Work order:
Nothing but the pictures should be left out when the entries below are duplicated.

Data excerpts:
···

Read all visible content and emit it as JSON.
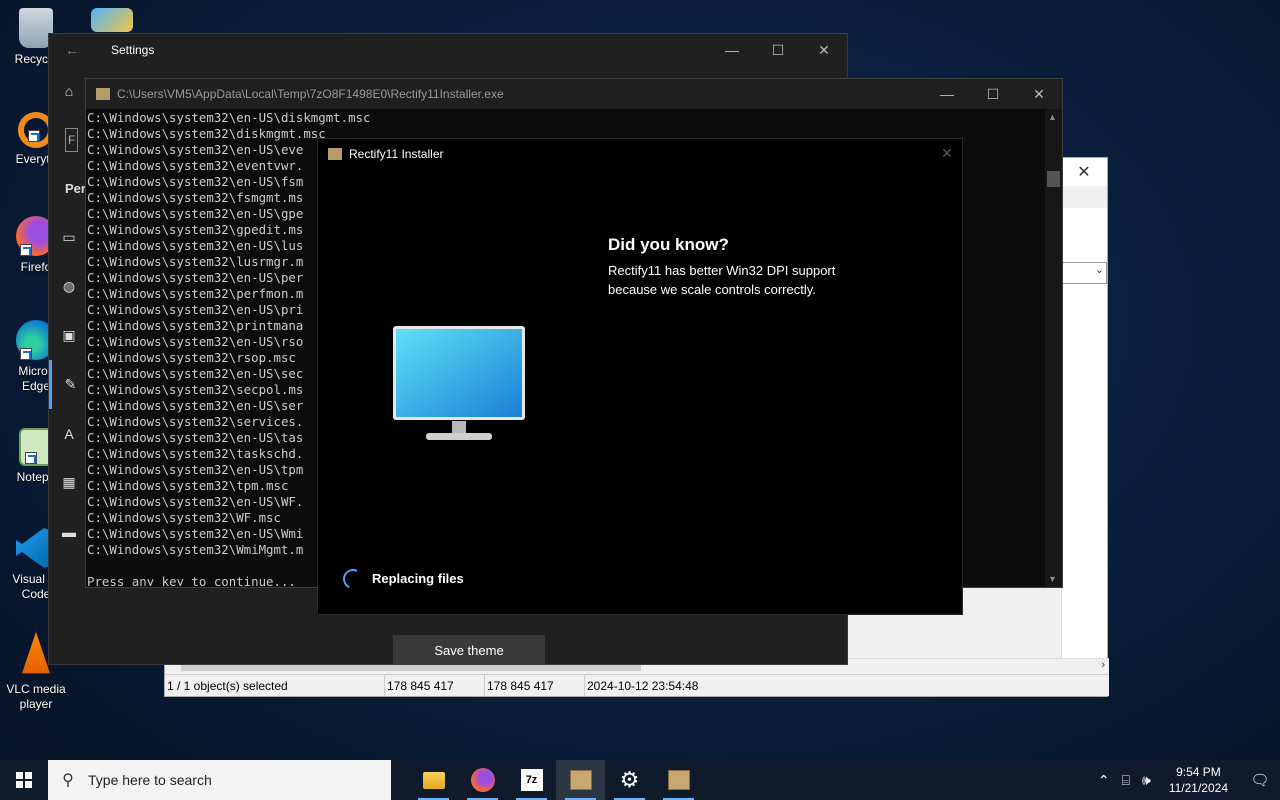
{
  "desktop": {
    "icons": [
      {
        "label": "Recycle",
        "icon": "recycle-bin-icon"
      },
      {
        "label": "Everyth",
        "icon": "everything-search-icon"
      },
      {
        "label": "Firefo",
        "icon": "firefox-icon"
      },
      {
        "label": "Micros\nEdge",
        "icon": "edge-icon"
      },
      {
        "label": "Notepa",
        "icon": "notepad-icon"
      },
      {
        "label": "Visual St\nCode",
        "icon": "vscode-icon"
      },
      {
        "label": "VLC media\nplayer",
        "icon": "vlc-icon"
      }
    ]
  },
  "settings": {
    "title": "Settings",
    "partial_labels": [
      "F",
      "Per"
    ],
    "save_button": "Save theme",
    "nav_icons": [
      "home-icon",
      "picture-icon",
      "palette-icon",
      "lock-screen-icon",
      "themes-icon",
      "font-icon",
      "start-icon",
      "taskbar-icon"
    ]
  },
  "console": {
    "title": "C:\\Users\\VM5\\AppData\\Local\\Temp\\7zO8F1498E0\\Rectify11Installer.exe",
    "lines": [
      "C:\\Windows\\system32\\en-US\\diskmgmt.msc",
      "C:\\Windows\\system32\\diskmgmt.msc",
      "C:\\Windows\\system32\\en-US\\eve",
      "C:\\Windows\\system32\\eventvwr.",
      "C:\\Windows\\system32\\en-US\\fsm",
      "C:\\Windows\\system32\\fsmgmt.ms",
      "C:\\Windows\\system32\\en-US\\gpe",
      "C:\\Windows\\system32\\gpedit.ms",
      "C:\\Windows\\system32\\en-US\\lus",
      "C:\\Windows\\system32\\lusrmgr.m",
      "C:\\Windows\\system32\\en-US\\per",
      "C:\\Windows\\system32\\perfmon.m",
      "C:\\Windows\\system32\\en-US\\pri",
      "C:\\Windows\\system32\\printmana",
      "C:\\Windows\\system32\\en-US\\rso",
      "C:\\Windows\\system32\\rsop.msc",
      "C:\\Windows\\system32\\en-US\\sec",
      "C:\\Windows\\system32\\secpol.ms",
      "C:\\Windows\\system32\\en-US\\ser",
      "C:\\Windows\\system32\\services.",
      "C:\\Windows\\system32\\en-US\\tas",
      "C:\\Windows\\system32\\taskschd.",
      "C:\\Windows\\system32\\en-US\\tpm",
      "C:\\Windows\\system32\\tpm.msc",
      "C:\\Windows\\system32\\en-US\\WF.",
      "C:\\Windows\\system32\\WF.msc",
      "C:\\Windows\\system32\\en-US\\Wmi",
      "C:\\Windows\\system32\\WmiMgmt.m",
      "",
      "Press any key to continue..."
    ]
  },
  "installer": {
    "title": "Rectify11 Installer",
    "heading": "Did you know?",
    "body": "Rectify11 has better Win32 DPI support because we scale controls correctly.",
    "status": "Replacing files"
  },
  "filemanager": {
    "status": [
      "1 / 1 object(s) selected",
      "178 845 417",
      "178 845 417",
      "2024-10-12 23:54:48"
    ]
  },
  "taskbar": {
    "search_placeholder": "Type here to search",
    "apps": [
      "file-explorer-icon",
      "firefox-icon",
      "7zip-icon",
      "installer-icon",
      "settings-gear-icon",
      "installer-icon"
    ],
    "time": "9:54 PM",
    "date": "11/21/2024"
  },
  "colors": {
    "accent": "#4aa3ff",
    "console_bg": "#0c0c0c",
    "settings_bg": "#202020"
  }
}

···

Solution below:
Read all visible content and emit it as JSON.
{
  "desktop": {
    "icons": [
      {
        "label": "Recycle",
        "icon": "recycle-bin-icon"
      },
      {
        "label": "Everyth",
        "icon": "everything-search-icon"
      },
      {
        "label": "Firefo",
        "icon": "firefox-icon"
      },
      {
        "label": "Micros\nEdge",
        "icon": "edge-icon"
      },
      {
        "label": "Notepa",
        "icon": "notepad-icon"
      },
      {
        "label": "Visual St\nCode",
        "icon": "vscode-icon"
      },
      {
        "label": "VLC media\nplayer",
        "icon": "vlc-icon"
      }
    ]
  },
  "settings": {
    "title": "Settings",
    "partial_labels": [
      "F",
      "Per"
    ],
    "save_button": "Save theme",
    "nav_icons": [
      "home-icon",
      "picture-icon",
      "palette-icon",
      "lock-screen-icon",
      "themes-icon",
      "font-icon",
      "start-icon",
      "taskbar-icon"
    ]
  },
  "console": {
    "title": "C:\\Users\\VM5\\AppData\\Local\\Temp\\7zO8F1498E0\\Rectify11Installer.exe",
    "lines": [
      "C:\\Windows\\system32\\en-US\\diskmgmt.msc",
      "C:\\Windows\\system32\\diskmgmt.msc",
      "C:\\Windows\\system32\\en-US\\eve",
      "C:\\Windows\\system32\\eventvwr.",
      "C:\\Windows\\system32\\en-US\\fsm",
      "C:\\Windows\\system32\\fsmgmt.ms",
      "C:\\Windows\\system32\\en-US\\gpe",
      "C:\\Windows\\system32\\gpedit.ms",
      "C:\\Windows\\system32\\en-US\\lus",
      "C:\\Windows\\system32\\lusrmgr.m",
      "C:\\Windows\\system32\\en-US\\per",
      "C:\\Windows\\system32\\perfmon.m",
      "C:\\Windows\\system32\\en-US\\pri",
      "C:\\Windows\\system32\\printmana",
      "C:\\Windows\\system32\\en-US\\rso",
      "C:\\Windows\\system32\\rsop.msc",
      "C:\\Windows\\system32\\en-US\\sec",
      "C:\\Windows\\system32\\secpol.ms",
      "C:\\Windows\\system32\\en-US\\ser",
      "C:\\Windows\\system32\\services.",
      "C:\\Windows\\system32\\en-US\\tas",
      "C:\\Windows\\system32\\taskschd.",
      "C:\\Windows\\system32\\en-US\\tpm",
      "C:\\Windows\\system32\\tpm.msc",
      "C:\\Windows\\system32\\en-US\\WF.",
      "C:\\Windows\\system32\\WF.msc",
      "C:\\Windows\\system32\\en-US\\Wmi",
      "C:\\Windows\\system32\\WmiMgmt.m",
      "",
      "Press any key to continue..."
    ]
  },
  "installer": {
    "title": "Rectify11 Installer",
    "heading": "Did you know?",
    "body": "Rectify11 has better Win32 DPI support because we scale controls correctly.",
    "status": "Replacing files"
  },
  "filemanager": {
    "status": [
      "1 / 1 object(s) selected",
      "178 845 417",
      "178 845 417",
      "2024-10-12 23:54:48"
    ]
  },
  "taskbar": {
    "search_placeholder": "Type here to search",
    "apps": [
      "file-explorer-icon",
      "firefox-icon",
      "7zip-icon",
      "installer-icon",
      "settings-gear-icon",
      "installer-icon"
    ],
    "time": "9:54 PM",
    "date": "11/21/2024"
  },
  "colors": {
    "accent": "#4aa3ff",
    "console_bg": "#0c0c0c",
    "settings_bg": "#202020"
  }
}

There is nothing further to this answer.